a word your said.

Then you took up

spelling backwards

and I refused

to rhyme.


This simplicity is not to say that her poems are not full of meaning, depth, and complexity. To say otherwise would be an insult, for here is a poet who clearly chooses her words to ask questions rather than answer them, to bring iniquity to light rather than to solve problems. Her words are clear but deep, like a blue lake you can look into and see the bottom but it’s not until you dive into the water that you fully experience the layers and levels therein. They ask questions about war and violence, men and women, prey and predator, wilderness, domestication, death, loss, love, and whether we aren’t “all in the grips / of something more or less unbelievable?”

The collection is just long enough that you become accustomed to her style without quite getting tired of it, and I suppose the only thing I can say against her poetry is that if the book were longer, the rhythms and structure might become too common, no longer surprising, and thus lose some of their power. A bit more variety of beat and arrangement on the page could have helped to keep the words as fresh as possible, but honestly, that’s the only real fault I can find with the book.

Her poems are, in a way, intensely personal, but as she shares her experiences with us, they become universal.
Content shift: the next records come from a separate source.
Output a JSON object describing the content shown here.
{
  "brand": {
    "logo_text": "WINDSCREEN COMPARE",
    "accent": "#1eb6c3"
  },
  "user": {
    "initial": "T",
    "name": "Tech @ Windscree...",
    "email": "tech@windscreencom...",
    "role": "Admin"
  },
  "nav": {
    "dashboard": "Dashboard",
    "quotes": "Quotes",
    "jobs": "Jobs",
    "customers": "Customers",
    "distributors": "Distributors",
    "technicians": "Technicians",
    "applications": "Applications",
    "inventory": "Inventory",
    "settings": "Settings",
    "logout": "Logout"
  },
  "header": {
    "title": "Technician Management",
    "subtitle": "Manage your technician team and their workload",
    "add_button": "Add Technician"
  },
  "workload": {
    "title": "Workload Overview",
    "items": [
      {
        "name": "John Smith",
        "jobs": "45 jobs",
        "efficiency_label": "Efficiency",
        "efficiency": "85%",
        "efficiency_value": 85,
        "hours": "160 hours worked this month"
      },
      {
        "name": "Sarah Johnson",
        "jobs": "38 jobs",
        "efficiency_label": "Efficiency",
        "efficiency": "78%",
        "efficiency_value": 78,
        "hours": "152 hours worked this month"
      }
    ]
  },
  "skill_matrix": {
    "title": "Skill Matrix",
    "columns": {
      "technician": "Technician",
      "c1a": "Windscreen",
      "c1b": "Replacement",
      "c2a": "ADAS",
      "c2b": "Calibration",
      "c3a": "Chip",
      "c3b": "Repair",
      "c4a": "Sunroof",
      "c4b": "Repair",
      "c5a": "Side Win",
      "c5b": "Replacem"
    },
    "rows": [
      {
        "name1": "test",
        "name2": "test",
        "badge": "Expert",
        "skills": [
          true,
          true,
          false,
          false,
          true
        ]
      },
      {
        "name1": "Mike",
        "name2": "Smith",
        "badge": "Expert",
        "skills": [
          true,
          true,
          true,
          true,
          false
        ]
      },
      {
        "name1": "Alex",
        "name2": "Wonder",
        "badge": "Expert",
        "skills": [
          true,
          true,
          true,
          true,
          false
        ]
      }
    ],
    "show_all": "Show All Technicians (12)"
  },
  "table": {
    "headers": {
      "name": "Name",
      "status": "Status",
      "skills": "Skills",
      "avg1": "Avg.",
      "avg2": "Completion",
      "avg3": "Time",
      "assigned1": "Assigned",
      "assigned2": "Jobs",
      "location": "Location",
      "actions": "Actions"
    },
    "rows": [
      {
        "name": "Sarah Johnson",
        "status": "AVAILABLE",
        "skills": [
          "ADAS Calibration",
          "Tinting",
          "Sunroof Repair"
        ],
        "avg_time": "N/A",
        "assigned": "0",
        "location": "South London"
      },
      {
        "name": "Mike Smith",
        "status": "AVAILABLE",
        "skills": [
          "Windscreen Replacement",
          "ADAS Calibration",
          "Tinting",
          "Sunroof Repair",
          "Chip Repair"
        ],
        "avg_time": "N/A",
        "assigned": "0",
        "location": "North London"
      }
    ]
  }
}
She shows us her scar tissue and lets it rend apart our flesh as well. And they all share a common nostalgia, a memory of a wound or a joy rather than the fresh blood or the present smile, a sepia-toned image retouched and brought to life again.

No track, no earthbound sign to lead us on.

Just wings, and the memory of wings. Just cries,

and the memory of cries. After snow

everything not visible.

– Trackless 

And so we read the memory of her wings and of her cries and together we take flight.

Her poems, particularly her nature poems, remind me very much of my favorite band, Shearwater, so for a bit of trans-media, I’ve included the video to one of my favorite Shearwater songs.


Overall, a haunting and passionate book of poetry, and a quick and accessible read. Recommended for all who love poetry, wordcraft, or naturalism.

Rating: 4.5/5 stars